The new Climate Act, which became law on 1 January 2018, means Sweden’s government for the first time has an obligation to pursue climate policies based on goals set by an independent Climate Policy Council.
The legislation works along similar lines to the UK’s Climate Change Act 2008, with the new independent Council requiring Sweden’s government to review progress against its emissions goals every four years.
Sweden’s Minister for International Development Cooperation, Isabella Lövin, described the Act as the “most important reform for our children and grandchildren”.
“From now on it will be illegal not to prioritise the climate,” she said in a statement. “This is a day I will tell my stepgrandchild about when she gets a little older.”
Each year, the Swedish government must produce a climate report in its Budget Bill and draw up a climate policy action plan every fourth year to describe how the emissions targets are to be achieved.
The legislation strengthens a previous goal to become ‘carbon neutral’ by 2050.
It was passed by the nation’s parliament in June last year by 254 votes to 41, after the proposals were developed by a cross party commission featuring seven of Sweden’s eight parliamentary parties.
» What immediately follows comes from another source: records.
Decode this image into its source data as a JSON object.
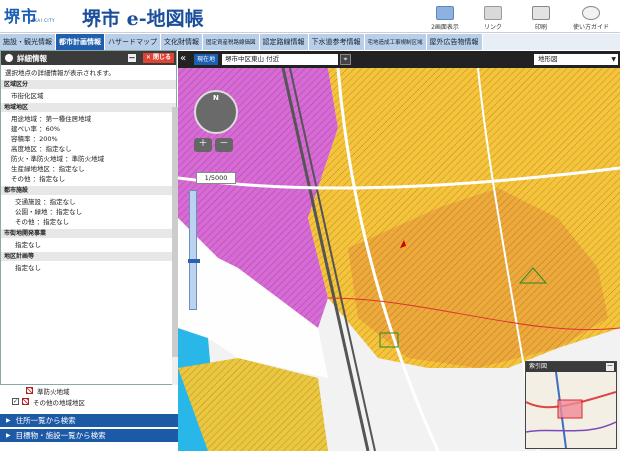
{
  "header": {
    "logo_text": "堺市",
    "logo_sub": "SAKAI CITY",
    "site_title": "堺市 e-地図帳",
    "buttons": [
      {
        "label": "2画面表示",
        "icon": "dual-screen-icon"
      },
      {
        "label": "リンク",
        "icon": "link-icon"
      },
      {
        "label": "印刷",
        "icon": "print-icon"
      },
      {
        "label": "使い方ガイド",
        "icon": "guide-icon"
      }
    ]
  },
  "tabs": [
    {
      "label": "施設・観光情報"
    },
    {
      "label": "都市計画情報"
    },
    {
      "label": "ハザードマップ"
    },
    {
      "label": "文化財情報"
    },
    {
      "label": "固定資産税路線価図"
    },
    {
      "label": "認定路線情報"
    },
    {
      "label": "下水道参考情報"
    },
    {
      "label": "宅地造成工事規制区域"
    },
    {
      "label": "屋外広告物情報"
    }
  ],
  "panel": {
    "title": "詳細情報",
    "minimize": "－",
    "close_label": "✕ 閉じる",
    "intro": "選択地点の詳細情報が表示されます。",
    "sections": [
      {
        "header": "区域区分",
        "items": [
          "市街化区域"
        ]
      },
      {
        "header": "地域地区",
        "items": [
          "用途地域 ：第一種住居地域",
          "建ぺい率 ：60%",
          "容積率 ：200%",
          "高度地区 ：指定なし",
          "防火・準防火地域 ：準防火地域",
          "生産緑地地区 ：指定なし",
          "その他 ：指定なし"
        ]
      },
      {
        "header": "都市施設",
        "items": [
          "交通施設 ：指定なし",
          "公園・緑地 ：指定なし",
          "その他 ：指定なし"
        ]
      },
      {
        "header": "市街地開発事業",
        "items": [
          "指定なし"
        ]
      },
      {
        "header": "地区計画等",
        "items": [
          "指定なし"
        ]
      }
    ]
  },
  "legend": {
    "row1": "準防火地域",
    "row2": "その他の地域地区"
  },
  "search": {
    "by_address": "住所一覧から検索",
    "by_landmark": "目標物・施設一覧から検索"
  },
  "map": {
    "location_label": "現在地",
    "location_value": "堺市中区東山 付近",
    "map_type": "地形図",
    "compass_n": "N",
    "zoom_in": "＋",
    "zoom_out": "－",
    "scale": "1/5000",
    "index_title": "索引図",
    "index_min": "－"
  },
  "colors": {
    "accent": "#1f5fae",
    "zone_yellow": "#f3c63a",
    "zone_magenta": "#d86ad6",
    "zone_cyan": "#29b6e8",
    "zone_orange": "#e9a63a"
  }
}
Only the far right Swedish Democrats sat out the process.
As part of its budget for 2018, Sweden’s government also announced plans last year to invest SEK5bn (£485m) on tackling climate change, safeguarding the environment and boosting sustainable development both at home and abroad.